Work item: Search the records for the word "kind" and copy every line in which it occurs.

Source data
————————

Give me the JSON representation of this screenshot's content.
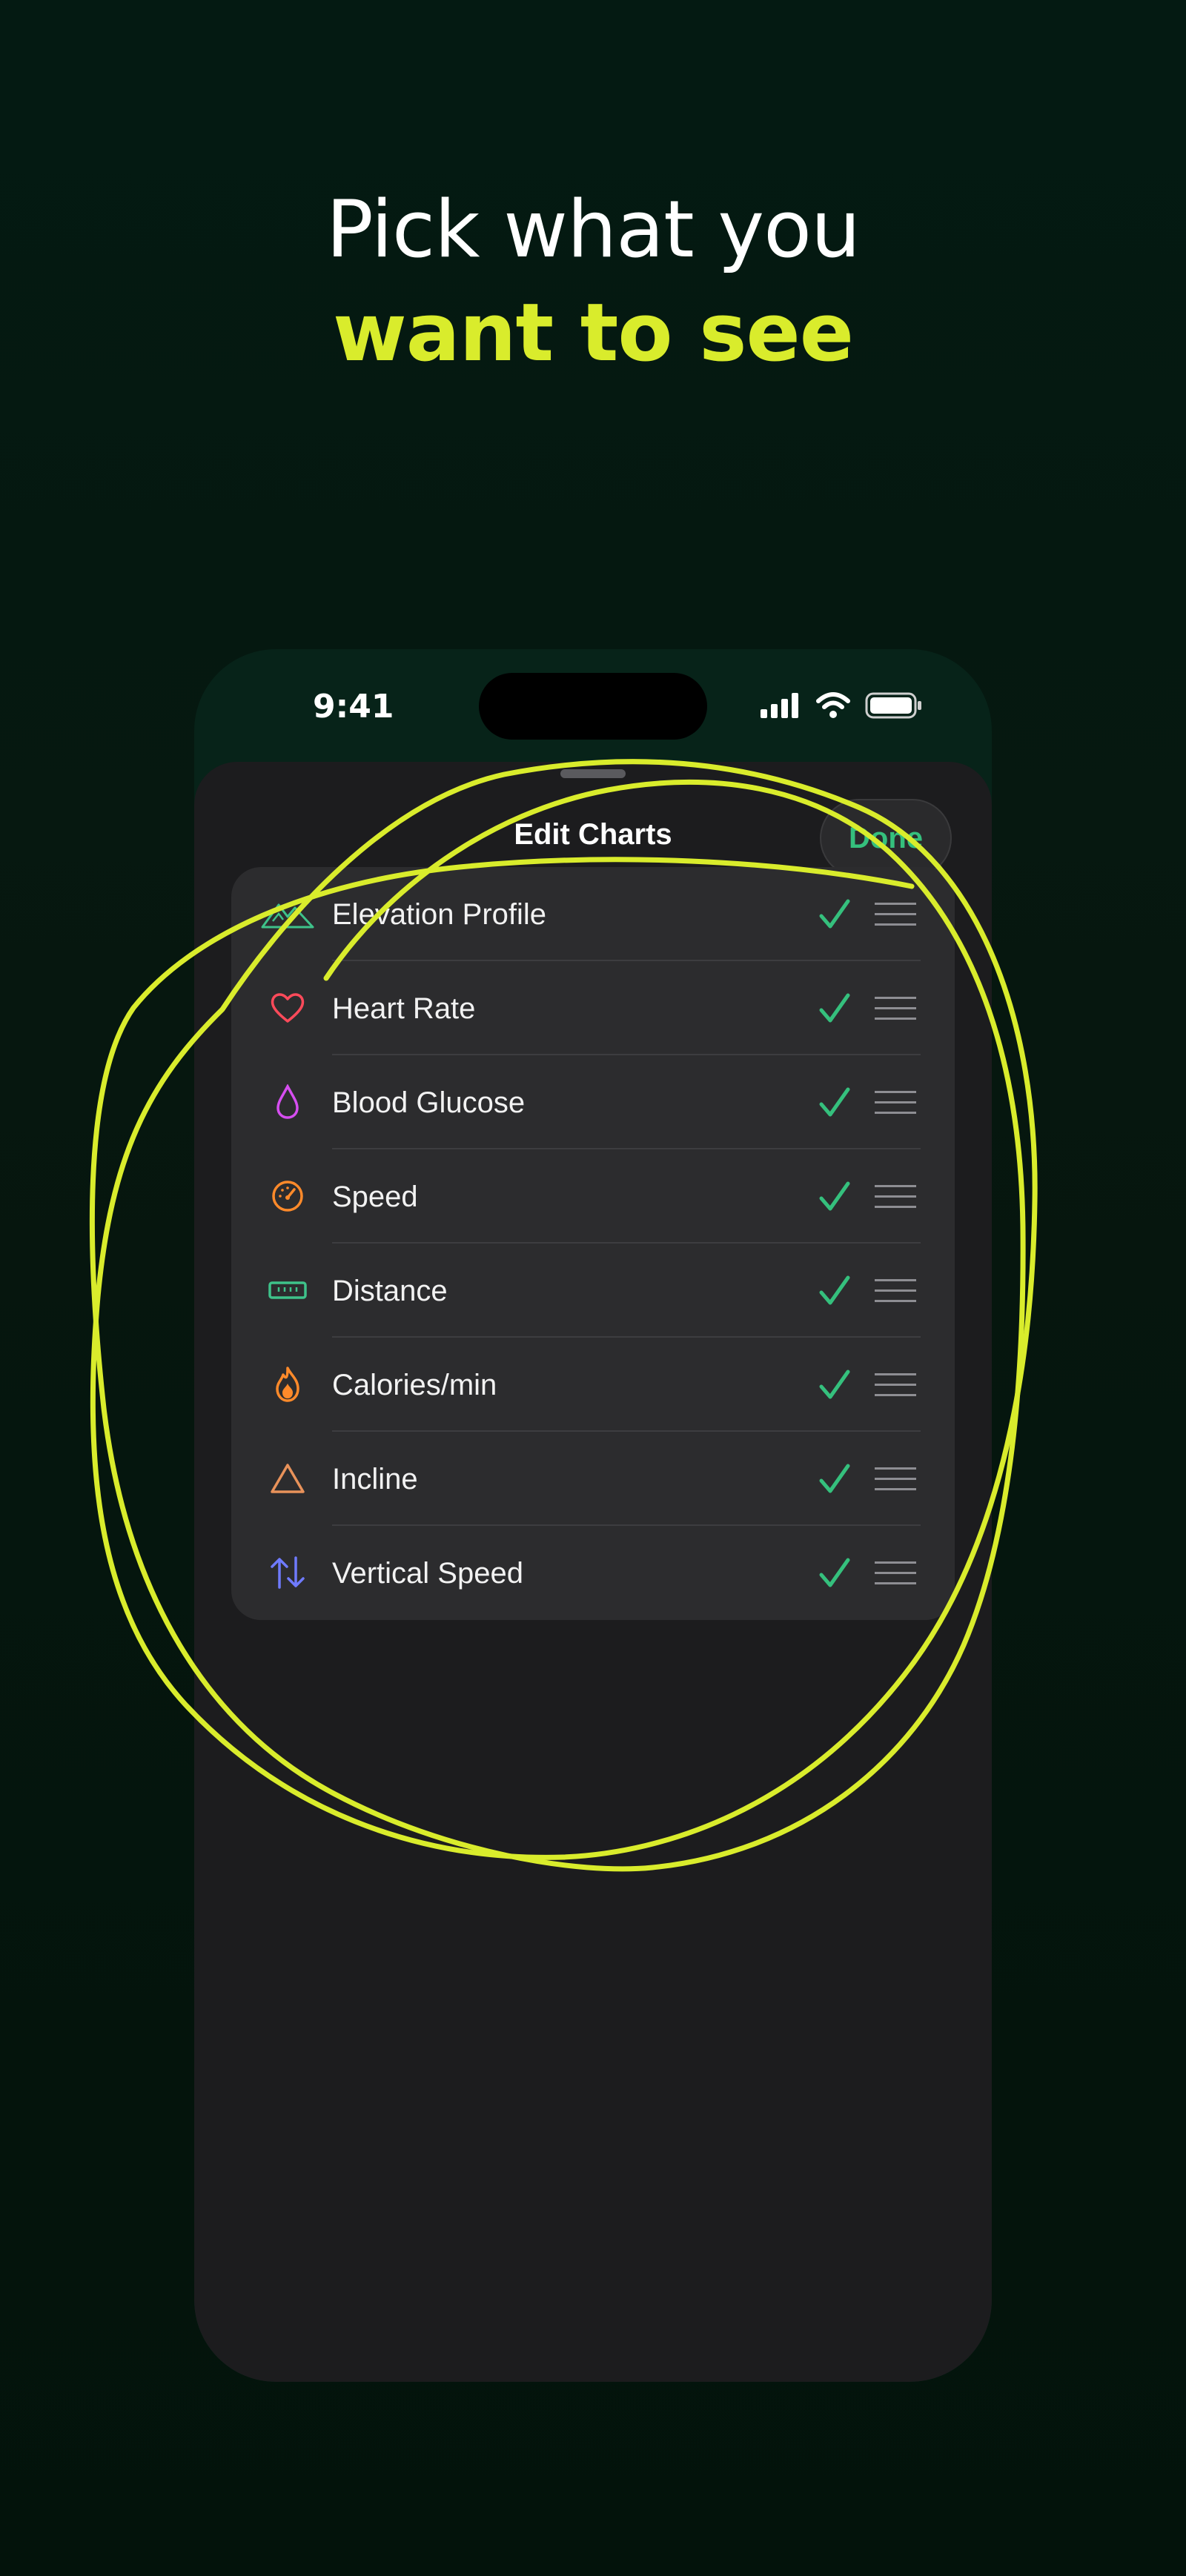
{
  "headline": {
    "line1": "Pick what you",
    "line2": "want to see"
  },
  "status_bar": {
    "time": "9:41",
    "icons": [
      "signal-icon",
      "wifi-icon",
      "battery-icon"
    ]
  },
  "sheet": {
    "title": "Edit Charts",
    "done_label": "Done"
  },
  "colors": {
    "background": "#041a12",
    "accent_yellow": "#d9ec2c",
    "check_green": "#35c07d",
    "sheet_bg": "#1c1c1e",
    "list_bg": "#2c2c2e"
  },
  "charts": [
    {
      "label": "Elevation Profile",
      "icon": "mountain-icon",
      "color": "#3ec28a",
      "checked": true
    },
    {
      "label": "Heart Rate",
      "icon": "heart-icon",
      "color": "#ff4a5a",
      "checked": true
    },
    {
      "label": "Blood Glucose",
      "icon": "drop-icon",
      "color": "#d64ef0",
      "checked": true
    },
    {
      "label": "Speed",
      "icon": "speedometer-icon",
      "color": "#ff8a2a",
      "checked": true
    },
    {
      "label": "Distance",
      "icon": "ruler-icon",
      "color": "#3ec28a",
      "checked": true
    },
    {
      "label": "Calories/min",
      "icon": "flame-icon",
      "color": "#ff8a2a",
      "checked": true
    },
    {
      "label": "Incline",
      "icon": "triangle-icon",
      "color": "#e8925a",
      "checked": true
    },
    {
      "label": "Vertical Speed",
      "icon": "up-down-arrows-icon",
      "color": "#6f7bff",
      "checked": true
    }
  ]
}
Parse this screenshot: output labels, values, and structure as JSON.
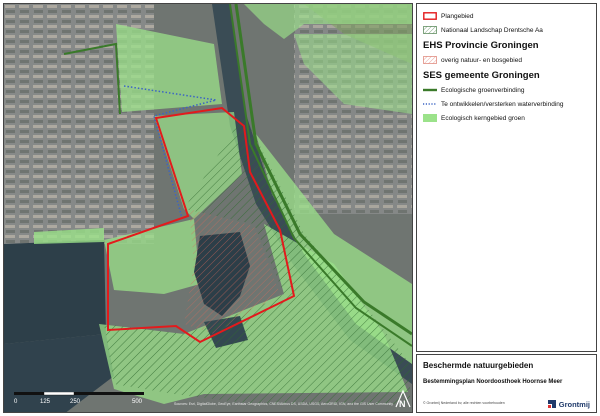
{
  "legend": {
    "plangebied": "Plangebied",
    "nationaal_landschap": "Nationaal Landschap Drentsche Aa",
    "ehs_heading": "EHS Provincie Groningen",
    "overig_natuur": "overig natuur- en bosgebied",
    "ses_heading": "SES gemeente Groningen",
    "groenverbinding": "Ecologische groenverbinding",
    "waterverbinding": "Te ontwikkelen/versterken waterverbinding",
    "kerngebied": "Ecologisch kerngebied groen"
  },
  "title_block": {
    "main_title": "Beschermde natuurgebieden",
    "subtitle": "Bestemmingsplan Noordoosthoek Hoornse Meer",
    "footer": "© Grontmij Nederland bv, alle rechten voorbehouden",
    "company": "Grontmij"
  },
  "scale": {
    "labels": [
      "0",
      "125",
      "250",
      "500"
    ]
  },
  "north_label": "N",
  "copyright_text": "Sources: Esri, DigitalGlobe, GeoEye, Earthstar Geographics, CNES/Airbus DS, USDA, USGS, AeroGRID, IGN, and the GIS User Community",
  "colors": {
    "plangebied_border": "#e31a1c",
    "hatch_green": "#2f6b2f",
    "hatch_red": "#e08070",
    "groenverbinding": "#3a7a2a",
    "waterverbinding": "#3b64c4",
    "kerngebied": "#9be28a",
    "water": "#2c3e48"
  }
}
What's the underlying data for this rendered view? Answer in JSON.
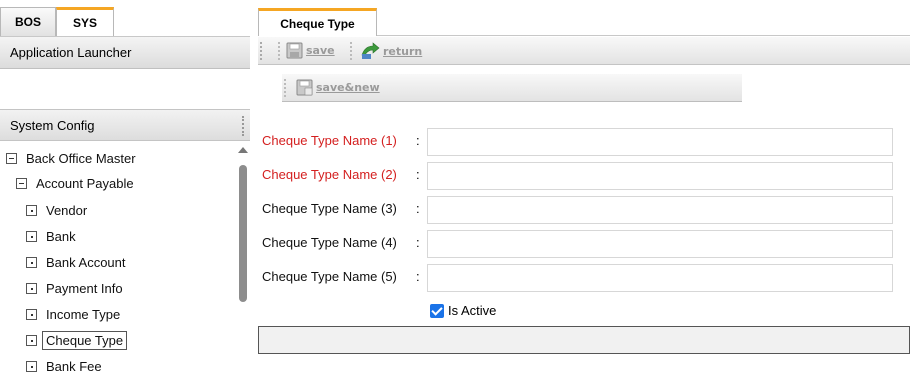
{
  "left_tabs": [
    {
      "label": "BOS",
      "active": false
    },
    {
      "label": "SYS",
      "active": true
    }
  ],
  "app_launcher": "Application Launcher",
  "system_config": "System Config",
  "tree": {
    "root": "Back Office Master",
    "group": "Account Payable",
    "items": [
      "Vendor",
      "Bank",
      "Bank Account",
      "Payment Info",
      "Income Type",
      "Cheque Type",
      "Bank Fee"
    ],
    "selected": "Cheque Type"
  },
  "main_tab": "Cheque Type",
  "toolbar": {
    "save": "save",
    "return": "return",
    "save_new": "save&new"
  },
  "form": {
    "fields": [
      {
        "label": "Cheque Type Name (1)",
        "required": true,
        "value": ""
      },
      {
        "label": "Cheque Type Name (2)",
        "required": true,
        "value": ""
      },
      {
        "label": "Cheque Type Name (3)",
        "required": false,
        "value": ""
      },
      {
        "label": "Cheque Type Name (4)",
        "required": false,
        "value": ""
      },
      {
        "label": "Cheque Type Name (5)",
        "required": false,
        "value": ""
      }
    ],
    "colon": ":",
    "is_active_label": "Is Active",
    "is_active": true
  },
  "colors": {
    "accent_tab": "#f5a623",
    "required_label": "#d42020",
    "checkbox": "#1a73e8"
  }
}
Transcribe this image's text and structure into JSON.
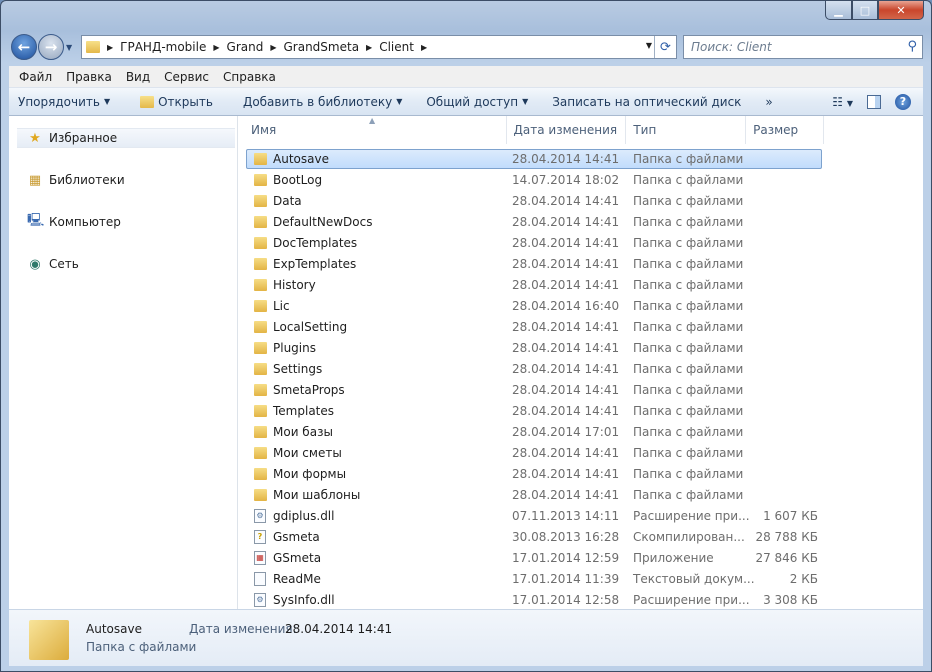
{
  "address": {
    "crumbs": [
      "ГРАНД-mobile",
      "Grand",
      "GrandSmeta",
      "Client"
    ]
  },
  "search": {
    "placeholder": "Поиск: Client"
  },
  "menu": [
    "Файл",
    "Правка",
    "Вид",
    "Сервис",
    "Справка"
  ],
  "toolbar": {
    "organize": "Упорядочить",
    "open": "Открыть",
    "add_library": "Добавить в библиотеку",
    "share": "Общий доступ",
    "burn": "Записать на оптический диск",
    "more": "»"
  },
  "sidebar": [
    "Избранное",
    "Библиотеки",
    "Компьютер",
    "Сеть"
  ],
  "columns": {
    "name": "Имя",
    "date": "Дата изменения",
    "type": "Тип",
    "size": "Размер"
  },
  "files": [
    {
      "name": "Autosave",
      "date": "28.04.2014 14:41",
      "type": "Папка с файлами",
      "size": "",
      "icon": "folder",
      "selected": true
    },
    {
      "name": "BootLog",
      "date": "14.07.2014 18:02",
      "type": "Папка с файлами",
      "size": "",
      "icon": "folder"
    },
    {
      "name": "Data",
      "date": "28.04.2014 14:41",
      "type": "Папка с файлами",
      "size": "",
      "icon": "folder"
    },
    {
      "name": "DefaultNewDocs",
      "date": "28.04.2014 14:41",
      "type": "Папка с файлами",
      "size": "",
      "icon": "folder"
    },
    {
      "name": "DocTemplates",
      "date": "28.04.2014 14:41",
      "type": "Папка с файлами",
      "size": "",
      "icon": "folder"
    },
    {
      "name": "ExpTemplates",
      "date": "28.04.2014 14:41",
      "type": "Папка с файлами",
      "size": "",
      "icon": "folder"
    },
    {
      "name": "History",
      "date": "28.04.2014 14:41",
      "type": "Папка с файлами",
      "size": "",
      "icon": "folder"
    },
    {
      "name": "Lic",
      "date": "28.04.2014 16:40",
      "type": "Папка с файлами",
      "size": "",
      "icon": "folder"
    },
    {
      "name": "LocalSetting",
      "date": "28.04.2014 14:41",
      "type": "Папка с файлами",
      "size": "",
      "icon": "folder"
    },
    {
      "name": "Plugins",
      "date": "28.04.2014 14:41",
      "type": "Папка с файлами",
      "size": "",
      "icon": "folder"
    },
    {
      "name": "Settings",
      "date": "28.04.2014 14:41",
      "type": "Папка с файлами",
      "size": "",
      "icon": "folder"
    },
    {
      "name": "SmetaProps",
      "date": "28.04.2014 14:41",
      "type": "Папка с файлами",
      "size": "",
      "icon": "folder"
    },
    {
      "name": "Templates",
      "date": "28.04.2014 14:41",
      "type": "Папка с файлами",
      "size": "",
      "icon": "folder"
    },
    {
      "name": "Мои базы",
      "date": "28.04.2014 17:01",
      "type": "Папка с файлами",
      "size": "",
      "icon": "folder"
    },
    {
      "name": "Мои сметы",
      "date": "28.04.2014 14:41",
      "type": "Папка с файлами",
      "size": "",
      "icon": "folder"
    },
    {
      "name": "Мои формы",
      "date": "28.04.2014 14:41",
      "type": "Папка с файлами",
      "size": "",
      "icon": "folder"
    },
    {
      "name": "Мои шаблоны",
      "date": "28.04.2014 14:41",
      "type": "Папка с файлами",
      "size": "",
      "icon": "folder"
    },
    {
      "name": "gdiplus.dll",
      "date": "07.11.2013 14:11",
      "type": "Расширение при...",
      "size": "1 607 КБ",
      "icon": "dll"
    },
    {
      "name": "Gsmeta",
      "date": "30.08.2013 16:28",
      "type": "Скомпилирован...",
      "size": "28 788 КБ",
      "icon": "chm"
    },
    {
      "name": "GSmeta",
      "date": "17.01.2014 12:59",
      "type": "Приложение",
      "size": "27 846 КБ",
      "icon": "exe"
    },
    {
      "name": "ReadMe",
      "date": "17.01.2014 11:39",
      "type": "Текстовый докум...",
      "size": "2 КБ",
      "icon": "txt"
    },
    {
      "name": "SysInfo.dll",
      "date": "17.01.2014 12:58",
      "type": "Расширение при...",
      "size": "3 308 КБ",
      "icon": "dll"
    }
  ],
  "details": {
    "name": "Autosave",
    "type": "Папка с файлами",
    "date_label": "Дата изменения:",
    "date": "28.04.2014 14:41"
  }
}
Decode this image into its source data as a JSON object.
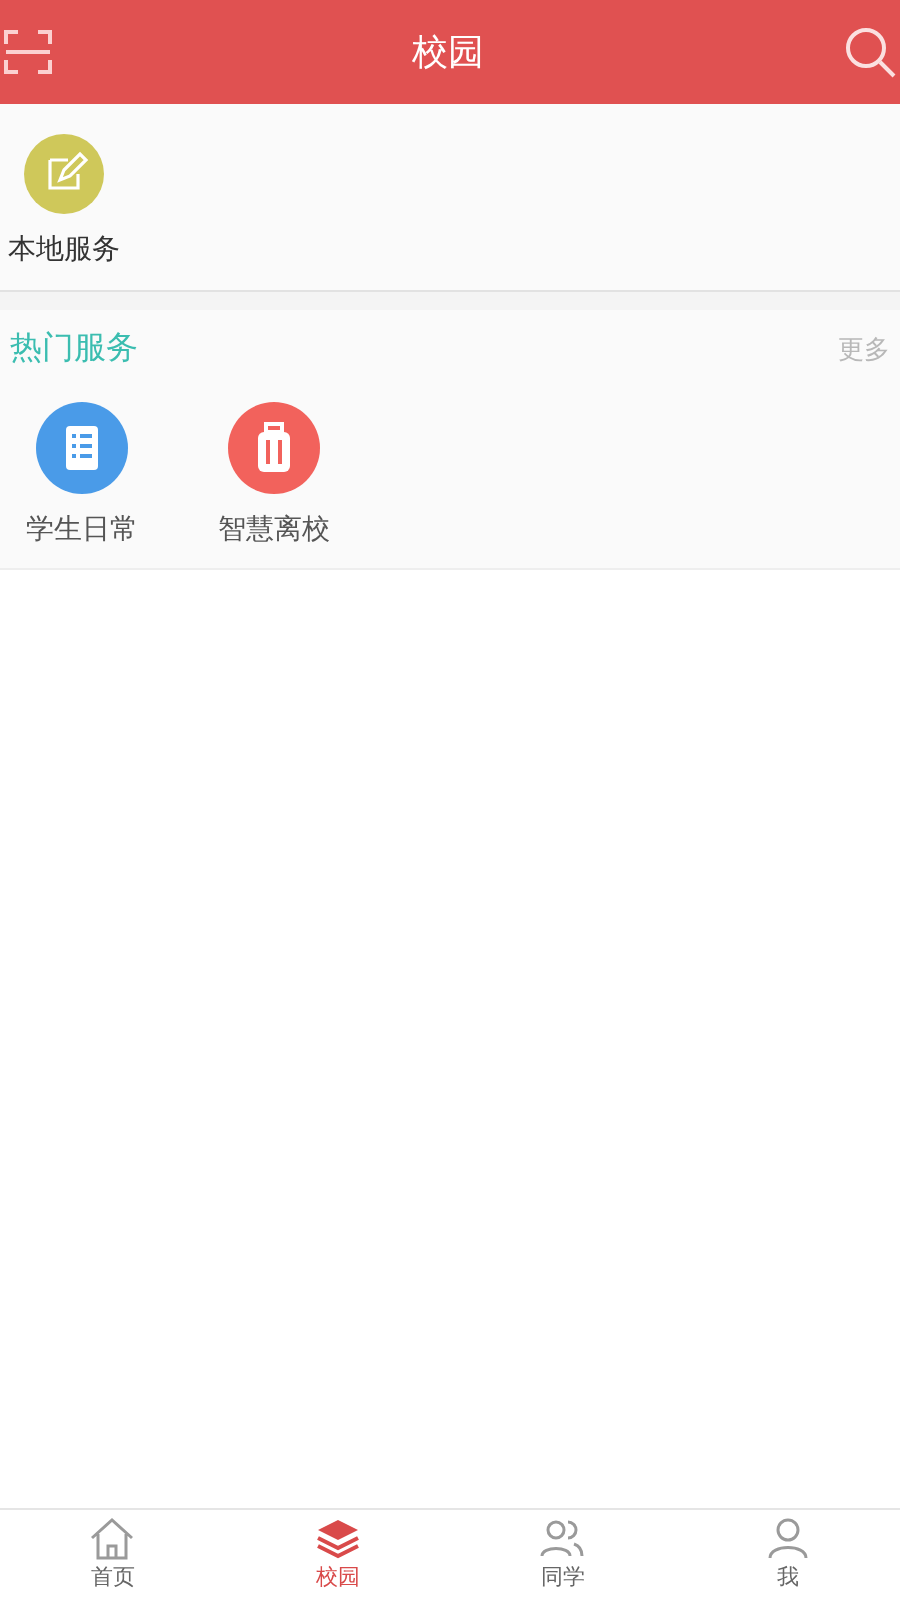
{
  "header": {
    "title": "校园"
  },
  "local_services": [
    {
      "label": "本地服务",
      "kind": "edit"
    }
  ],
  "hot_services": {
    "title": "热门服务",
    "more": "更多",
    "items": [
      {
        "label": "学生日常",
        "kind": "list"
      },
      {
        "label": "智慧离校",
        "kind": "luggage"
      }
    ]
  },
  "tab_bar": [
    {
      "label": "首页",
      "kind": "home",
      "selected": false
    },
    {
      "label": "校园",
      "kind": "layers",
      "selected": true
    },
    {
      "label": "同学",
      "kind": "people",
      "selected": false
    },
    {
      "label": "我",
      "kind": "person",
      "selected": false
    }
  ]
}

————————

Response for this exercise:
      "kind": "edit"
        "kind": "list"
        "kind": "luggage"
      "kind": "home",
      "kind": "layers",
      "kind": "people",
      "kind": "person",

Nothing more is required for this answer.